BEGIN Data section

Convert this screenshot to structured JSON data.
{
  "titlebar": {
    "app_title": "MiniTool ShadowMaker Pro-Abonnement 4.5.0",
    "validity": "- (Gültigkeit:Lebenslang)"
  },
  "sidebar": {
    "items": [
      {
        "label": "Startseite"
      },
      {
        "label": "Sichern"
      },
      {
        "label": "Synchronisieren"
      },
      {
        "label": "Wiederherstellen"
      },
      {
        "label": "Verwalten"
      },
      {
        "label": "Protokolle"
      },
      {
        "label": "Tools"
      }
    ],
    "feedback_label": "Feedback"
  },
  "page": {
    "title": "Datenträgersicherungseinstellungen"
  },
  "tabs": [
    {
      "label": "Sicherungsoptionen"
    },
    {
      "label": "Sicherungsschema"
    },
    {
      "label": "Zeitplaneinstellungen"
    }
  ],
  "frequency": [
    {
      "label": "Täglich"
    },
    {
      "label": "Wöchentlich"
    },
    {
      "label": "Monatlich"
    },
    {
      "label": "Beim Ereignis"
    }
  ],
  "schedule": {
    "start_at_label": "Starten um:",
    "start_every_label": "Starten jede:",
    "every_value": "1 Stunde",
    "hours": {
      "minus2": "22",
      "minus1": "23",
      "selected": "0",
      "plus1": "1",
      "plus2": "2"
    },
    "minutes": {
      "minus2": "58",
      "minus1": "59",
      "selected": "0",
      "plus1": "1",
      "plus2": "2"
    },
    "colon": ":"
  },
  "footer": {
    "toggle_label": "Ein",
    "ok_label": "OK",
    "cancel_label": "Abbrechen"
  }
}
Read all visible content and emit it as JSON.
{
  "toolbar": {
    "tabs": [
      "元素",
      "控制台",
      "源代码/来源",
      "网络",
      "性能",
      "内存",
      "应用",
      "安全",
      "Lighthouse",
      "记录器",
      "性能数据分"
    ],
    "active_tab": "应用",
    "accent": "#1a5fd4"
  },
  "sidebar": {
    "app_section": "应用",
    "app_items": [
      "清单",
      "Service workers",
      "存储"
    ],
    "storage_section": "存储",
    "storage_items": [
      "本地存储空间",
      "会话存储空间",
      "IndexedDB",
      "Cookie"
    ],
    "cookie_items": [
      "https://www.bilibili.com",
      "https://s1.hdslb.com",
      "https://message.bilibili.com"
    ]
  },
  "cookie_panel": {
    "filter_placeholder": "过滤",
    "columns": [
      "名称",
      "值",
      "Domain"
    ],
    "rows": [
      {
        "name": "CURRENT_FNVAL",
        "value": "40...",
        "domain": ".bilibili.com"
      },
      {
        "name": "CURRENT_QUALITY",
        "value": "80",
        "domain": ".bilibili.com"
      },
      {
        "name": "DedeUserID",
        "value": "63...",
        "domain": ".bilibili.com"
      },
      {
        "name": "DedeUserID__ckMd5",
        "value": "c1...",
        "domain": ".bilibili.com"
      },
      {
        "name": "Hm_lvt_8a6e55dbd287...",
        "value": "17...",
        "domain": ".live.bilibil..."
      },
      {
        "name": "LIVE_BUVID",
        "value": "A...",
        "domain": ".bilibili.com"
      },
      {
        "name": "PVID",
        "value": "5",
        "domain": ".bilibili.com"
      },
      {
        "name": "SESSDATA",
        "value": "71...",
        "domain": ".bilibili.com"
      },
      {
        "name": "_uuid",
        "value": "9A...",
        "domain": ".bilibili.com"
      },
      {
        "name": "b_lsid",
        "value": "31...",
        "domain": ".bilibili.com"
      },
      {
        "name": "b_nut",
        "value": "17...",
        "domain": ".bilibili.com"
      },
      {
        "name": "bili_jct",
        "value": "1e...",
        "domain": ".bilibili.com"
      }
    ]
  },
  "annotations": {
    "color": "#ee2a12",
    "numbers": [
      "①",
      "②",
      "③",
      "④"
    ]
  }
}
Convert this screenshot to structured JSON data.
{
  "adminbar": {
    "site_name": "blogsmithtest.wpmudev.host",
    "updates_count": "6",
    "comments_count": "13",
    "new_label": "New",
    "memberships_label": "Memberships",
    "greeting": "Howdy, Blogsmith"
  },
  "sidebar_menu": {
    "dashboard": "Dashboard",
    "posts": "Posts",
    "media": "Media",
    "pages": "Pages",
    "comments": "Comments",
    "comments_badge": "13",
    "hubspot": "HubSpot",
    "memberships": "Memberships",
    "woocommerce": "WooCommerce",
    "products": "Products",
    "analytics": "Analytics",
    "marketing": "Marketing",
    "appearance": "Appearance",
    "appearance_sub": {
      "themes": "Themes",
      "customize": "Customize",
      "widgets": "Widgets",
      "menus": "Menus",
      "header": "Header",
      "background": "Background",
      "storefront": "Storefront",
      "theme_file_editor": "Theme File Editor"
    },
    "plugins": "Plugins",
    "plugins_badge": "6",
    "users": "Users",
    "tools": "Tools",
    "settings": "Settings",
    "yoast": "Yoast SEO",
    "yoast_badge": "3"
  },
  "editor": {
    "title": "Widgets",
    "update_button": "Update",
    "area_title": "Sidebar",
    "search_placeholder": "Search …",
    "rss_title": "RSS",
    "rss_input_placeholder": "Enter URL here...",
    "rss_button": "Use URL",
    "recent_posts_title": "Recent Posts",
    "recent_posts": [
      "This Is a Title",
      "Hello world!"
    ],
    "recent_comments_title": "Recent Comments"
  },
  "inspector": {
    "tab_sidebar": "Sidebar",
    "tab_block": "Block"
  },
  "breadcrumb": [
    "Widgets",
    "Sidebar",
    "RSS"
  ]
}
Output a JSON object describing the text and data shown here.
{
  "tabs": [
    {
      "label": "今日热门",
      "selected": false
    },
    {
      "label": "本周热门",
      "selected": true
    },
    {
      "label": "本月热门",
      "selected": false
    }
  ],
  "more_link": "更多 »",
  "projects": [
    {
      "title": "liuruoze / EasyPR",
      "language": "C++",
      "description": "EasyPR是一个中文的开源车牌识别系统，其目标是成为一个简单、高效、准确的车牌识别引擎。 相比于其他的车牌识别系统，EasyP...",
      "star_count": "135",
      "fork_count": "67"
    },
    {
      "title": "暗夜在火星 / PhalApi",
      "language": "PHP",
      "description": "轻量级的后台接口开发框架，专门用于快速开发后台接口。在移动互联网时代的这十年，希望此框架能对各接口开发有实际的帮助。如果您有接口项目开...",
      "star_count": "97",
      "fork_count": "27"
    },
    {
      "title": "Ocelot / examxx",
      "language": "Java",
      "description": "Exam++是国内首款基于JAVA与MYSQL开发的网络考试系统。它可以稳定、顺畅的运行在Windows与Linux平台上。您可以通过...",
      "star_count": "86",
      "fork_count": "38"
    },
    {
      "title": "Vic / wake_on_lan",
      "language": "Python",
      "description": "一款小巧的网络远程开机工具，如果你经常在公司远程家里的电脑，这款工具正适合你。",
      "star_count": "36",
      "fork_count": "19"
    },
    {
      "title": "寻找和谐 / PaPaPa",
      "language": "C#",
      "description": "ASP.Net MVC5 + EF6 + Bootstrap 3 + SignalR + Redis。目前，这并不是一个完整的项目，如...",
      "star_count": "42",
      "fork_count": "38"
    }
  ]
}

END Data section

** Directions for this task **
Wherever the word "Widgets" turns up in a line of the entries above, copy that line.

** Written response **
      "widgets": "Widgets",
    "title": "Widgets",
    "Widgets",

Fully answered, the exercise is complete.